Sheberghān is important to the energy infrastructure of Afghanistan:
- The Zomrad Sai Oilfield is situated near Sheberghān.
- The Sheberghān Topping Plant processes crude oil for consumption in heating boilers in Kabul, Mazari Sharif, and Sheberghān.
- The Jorqaduk, Khowaja Gogerak, and Yatimtaq gas fields are all located within 20 miles (32 km) of Sheberghān.
- "The State of Afghan Cities report2015". Archived from the original on 31 October 2015.
- "Jawzjan" (PDF).
- "The State of Afghan Cities report 2015".
- Barfield (1982), p. ?
- Ferrier (1856), p. 202.
- Hill (2009), pp. 29, 332-341.
- "Assessments and Documentation in Afghanistan | Assessments in Afghanistan: Dasht-e-Leili". Physicians for Human Rights. Physicians for Human Rights.
- "Opinion - EDITORIAL - The Truth About Dasht-i-Leili". New York Times. 13 July 2009.
- "Sheberghan: Taliban captures second Afghan provincial capital". Al Jazeera. Al Jazeera. 7 August 2021. Retrieved 7 August 2021.
- "Sheberghan: Taliban captures second Afghan provincial capita". Al Jazeera. Reuters. 7 August 2021.
- "Climate: شبرغان - Climate graph, Temperature graph, Climate table". Climate-Data.org. Retrieved 3 September 2013.
- "Sheberghan Climate Normals 1964-1983". National Oceanic and Atmospheric Administration. Archived from the original on 25 December 2012. Retrieved 25 December 2012.
- "Afghan fuel station cost $43m, US military report says". BBC News. Retrieved 3 November 2015.
- Barfield, Thomas J. (1982). The Central Asian Arabs of Afghanistan: Pastoral Nomadism in Transition.
- Dupree, Nancy Hatch. (1977). An Historical Guide to Afghanistan. 1st Edition: 1970. 2nd Edition (1977). Revised and Enlarged. Afghan Tourist Organization, 1977. Chapter 21 "Maimana to Mazar-i-Sharif."
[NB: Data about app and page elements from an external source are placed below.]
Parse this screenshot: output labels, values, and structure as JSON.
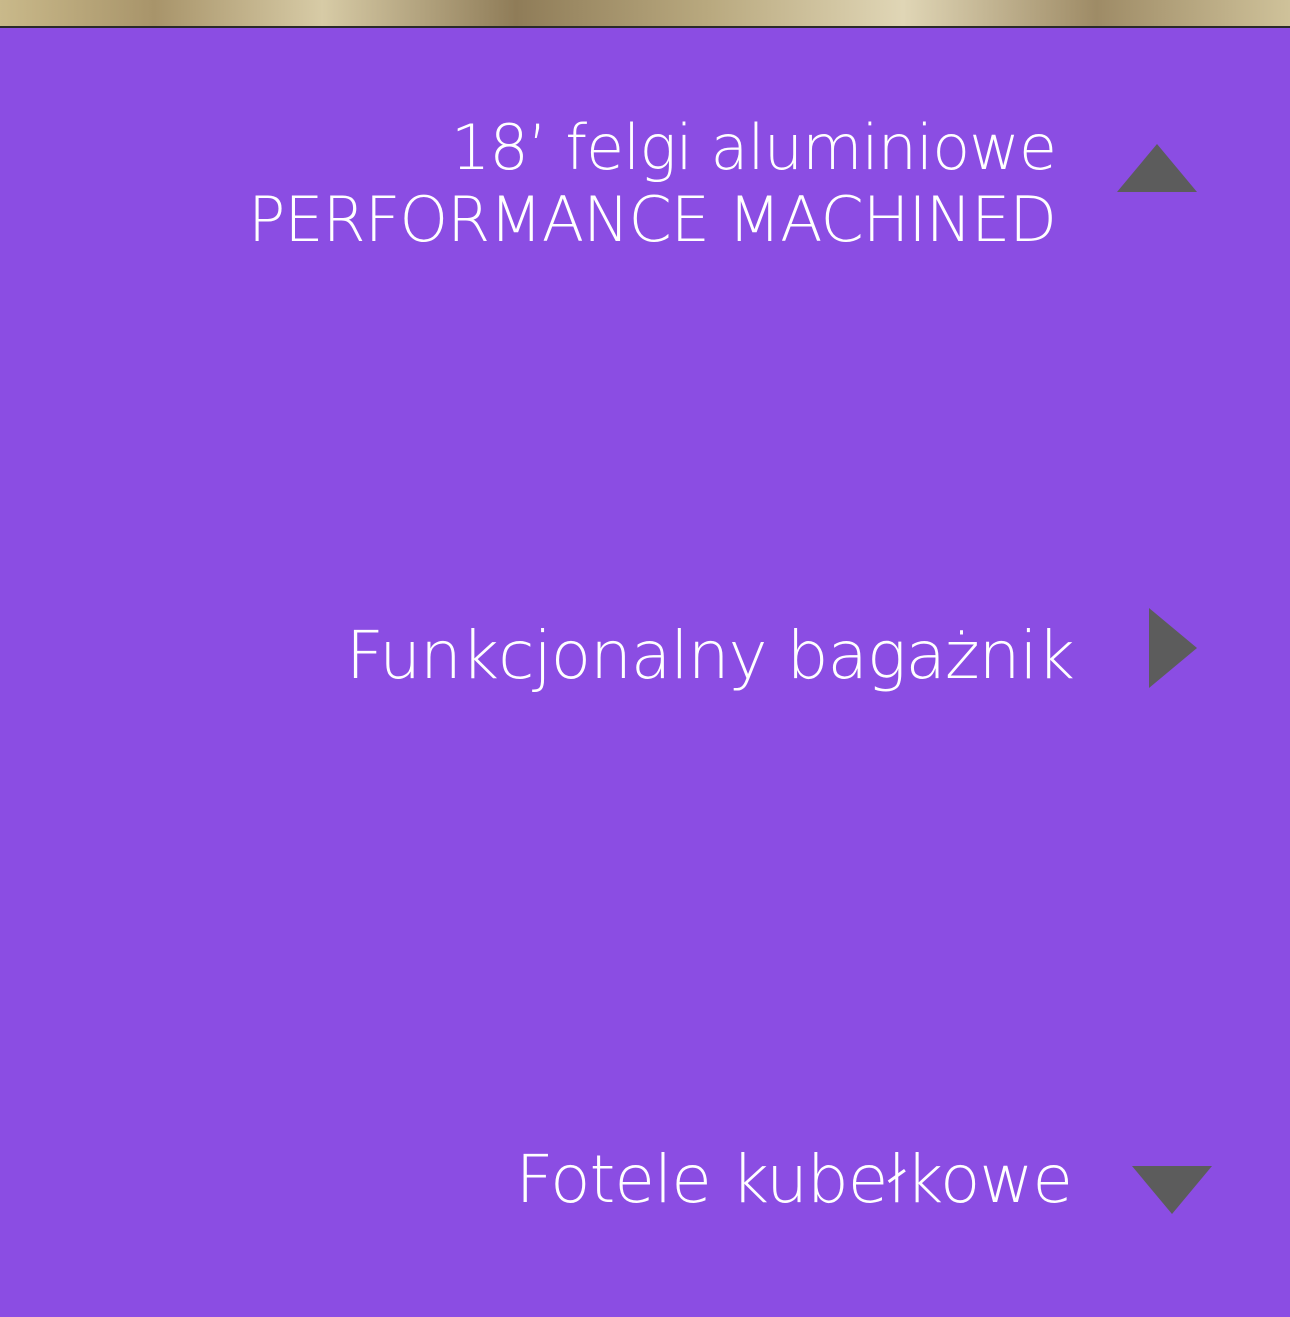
{
  "colors": {
    "panel_background": "#8b4de3",
    "text": "#ffffff",
    "arrow": "#5c5c5c"
  },
  "features": [
    {
      "line1": "18’ felgi aluminiowe",
      "line2": "PERFORMANCE MACHINED",
      "icon": "triangle-up-icon"
    },
    {
      "label": "Funkcjonalny bagażnik",
      "icon": "triangle-right-icon"
    },
    {
      "label": "Fotele kubełkowe",
      "icon": "triangle-down-icon"
    }
  ]
}
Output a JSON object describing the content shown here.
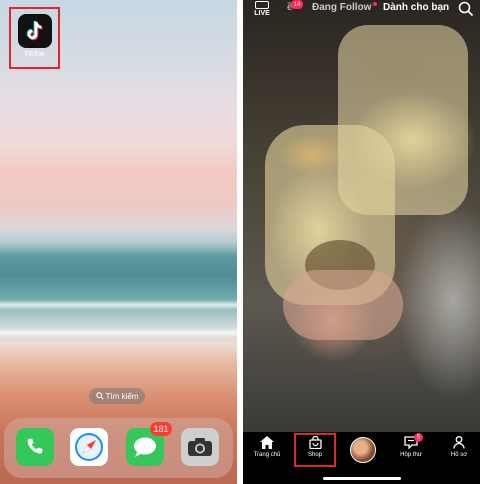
{
  "left_screen": {
    "app": {
      "label": "TikTok",
      "icon": "tiktok-icon"
    },
    "search_pill": {
      "label": "Tìm kiếm",
      "icon": "search-icon"
    },
    "dock": {
      "apps": [
        {
          "name": "Phone",
          "icon": "phone-icon",
          "color": "#34c759"
        },
        {
          "name": "Safari",
          "icon": "compass-icon",
          "color": "#ffffff"
        },
        {
          "name": "Messages",
          "icon": "message-bubble-icon",
          "color": "#34c759",
          "badge": "181"
        },
        {
          "name": "Camera",
          "icon": "camera-icon",
          "color": "#cfcfcf"
        }
      ]
    },
    "highlight_color": "#e0262d"
  },
  "right_screen": {
    "top_nav": {
      "live_label": "LIVE",
      "badge": "14",
      "fragment": "ề",
      "following": "Đang Follow",
      "for_you": "Dành cho bạn"
    },
    "bottom_nav": {
      "home": "Trang chủ",
      "shop": "Shop",
      "inbox": "Hộp thư",
      "inbox_badge": "5",
      "profile": "Hồ sơ"
    },
    "accent_color": "#fe2c55",
    "highlight_color": "#e0262d"
  }
}
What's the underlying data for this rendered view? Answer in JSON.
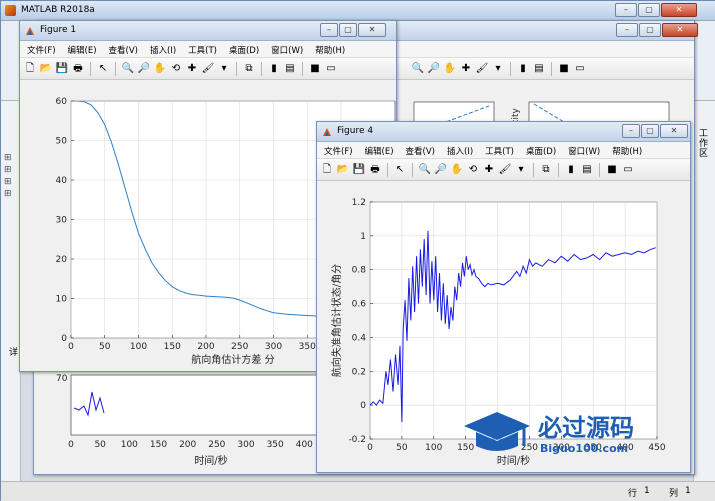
{
  "main_window": {
    "title": "MATLAB R2018a",
    "status_row_label": "行",
    "status_row_value": "1",
    "status_col_label": "列",
    "status_col_value": "1"
  },
  "figure1": {
    "title": "Figure 1",
    "menu": [
      "文件(F)",
      "编辑(E)",
      "查看(V)",
      "插入(I)",
      "工具(T)",
      "桌面(D)",
      "窗口(W)",
      "帮助(H)"
    ],
    "chart_data": {
      "type": "line",
      "xlabel": "航向角估计方差 分",
      "ylabel": "",
      "xlim": [
        0,
        480
      ],
      "ylim": [
        0,
        60
      ],
      "xticks": [
        0,
        50,
        100,
        150,
        200,
        250,
        300,
        350,
        400
      ],
      "yticks": [
        0,
        10,
        20,
        30,
        40,
        50,
        60
      ],
      "grid": true,
      "series": [
        {
          "color": "#2f7fc1",
          "x": [
            0,
            10,
            20,
            30,
            40,
            50,
            60,
            70,
            80,
            90,
            100,
            110,
            120,
            130,
            140,
            150,
            160,
            170,
            180,
            190,
            200,
            210,
            220,
            230,
            240,
            250,
            260,
            270,
            280,
            290,
            300,
            320,
            340,
            360,
            380,
            400,
            420,
            440,
            460,
            480
          ],
          "y": [
            60,
            60,
            59.8,
            59,
            57,
            54,
            49.5,
            44,
            38,
            32,
            26.5,
            22.5,
            19,
            16.5,
            14.5,
            13,
            12,
            11.4,
            11,
            10.8,
            10.6,
            10.5,
            10.4,
            10.3,
            10.1,
            9.6,
            8.9,
            8.2,
            7.5,
            6.9,
            6.4,
            6.0,
            5.8,
            5.6,
            5.2,
            4.7,
            4.1,
            3.6,
            3.3,
            3.0
          ]
        }
      ]
    }
  },
  "figure4": {
    "title": "Figure 4",
    "menu": [
      "文件(F)",
      "编辑(E)",
      "查看(V)",
      "插入(I)",
      "工具(T)",
      "桌面(D)",
      "窗口(W)",
      "帮助(H)"
    ],
    "chart_data": {
      "type": "line",
      "xlabel": "时间/秒",
      "ylabel": "航向失准角估计状态/角分",
      "xlim": [
        0,
        450
      ],
      "ylim": [
        -0.2,
        1.2
      ],
      "xticks": [
        0,
        50,
        100,
        150,
        200,
        250,
        300,
        350,
        400,
        450
      ],
      "yticks": [
        -0.2,
        0,
        0.2,
        0.4,
        0.6,
        0.8,
        1,
        1.2
      ],
      "grid": true,
      "series": [
        {
          "color": "#1a1ae6",
          "x": [
            0,
            5,
            10,
            15,
            20,
            25,
            28,
            32,
            36,
            40,
            44,
            47,
            50,
            52,
            55,
            58,
            61,
            64,
            67,
            70,
            73,
            76,
            79,
            82,
            85,
            88,
            91,
            94,
            97,
            100,
            103,
            106,
            109,
            112,
            115,
            118,
            121,
            124,
            127,
            130,
            133,
            136,
            139,
            142,
            145,
            148,
            151,
            154,
            157,
            160,
            163,
            166,
            170,
            175,
            180,
            185,
            190,
            200,
            210,
            220,
            230,
            235,
            240,
            245,
            250,
            255,
            260,
            270,
            280,
            290,
            300,
            310,
            320,
            330,
            340,
            350,
            360,
            370,
            380,
            390,
            400,
            410,
            420,
            430,
            440,
            448
          ],
          "y": [
            0,
            0.02,
            0,
            0.03,
            0.01,
            0.2,
            0.12,
            0.27,
            0.08,
            0.3,
            0.12,
            0.35,
            -0.1,
            0.45,
            0.62,
            0.38,
            0.75,
            0.5,
            0.82,
            0.55,
            0.88,
            0.6,
            0.92,
            0.7,
            0.98,
            0.65,
            1.03,
            0.6,
            0.85,
            0.62,
            0.88,
            0.55,
            0.78,
            0.5,
            0.72,
            0.48,
            0.65,
            0.45,
            0.58,
            0.5,
            0.7,
            0.62,
            0.78,
            0.7,
            0.84,
            0.76,
            0.88,
            0.8,
            0.83,
            0.77,
            0.8,
            0.76,
            0.75,
            0.72,
            0.7,
            0.72,
            0.71,
            0.72,
            0.71,
            0.74,
            0.79,
            0.76,
            0.82,
            0.78,
            0.86,
            0.82,
            0.84,
            0.82,
            0.86,
            0.84,
            0.88,
            0.85,
            0.89,
            0.86,
            0.87,
            0.89,
            0.86,
            0.9,
            0.88,
            0.89,
            0.9,
            0.89,
            0.91,
            0.9,
            0.92,
            0.93
          ]
        }
      ]
    }
  },
  "background_figure": {
    "lower_xlabel": "时间/秒",
    "lower_xticks": [
      0,
      50,
      100,
      150,
      200,
      250,
      300,
      350,
      400
    ],
    "lower_ytick": "70",
    "velocity_label": "elocity",
    "menu": [
      "文件(F)",
      "编辑(E)",
      "查看(V)",
      "插入(I)",
      "工具(T)",
      "桌面(D)",
      "窗口(W)",
      "帮助(H)"
    ]
  },
  "side_labels": {
    "tab_gongzuo": "工作区",
    "left_tab": "详"
  },
  "watermark": {
    "brand": "必过源码",
    "url": "Biguo100.com",
    "brand_color": "#1e5fb4"
  },
  "colors": {
    "figure1_line": "#2f7fc1",
    "figure4_line": "#1a1ae6"
  }
}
- Ferrier, J. P. (1856), Caravan Journeys and Wanderings in Persia, Afghanistan, Turkistan and Beloochistan. John Murray, London.
- Hill, John E. (2009). Through the Jade Gate to Rome: A Study of the Silk Routes during the Later Han Dynasty, 1st to 2nd Centuries CE. BookSurge, Charleston, South Carolina. ISBN 978-1-4392-2134-1.
- Leriche, Pierre. (2007). "Bactria: Land of a Thousand Cities." In: After Alexander: Central Asia before Islam. Eds. Georgina Hermann and Joe Cribb. (2007). Proceedings of the British Academy 133. Oxford University Press.
- Sarianidi, Victor. (1985). The Golden Hoard of Bactria: From the Tillya-tepe Excavations in Northern Afghanistan. Harry N. Abrams, New York.
- Map of Sheberghān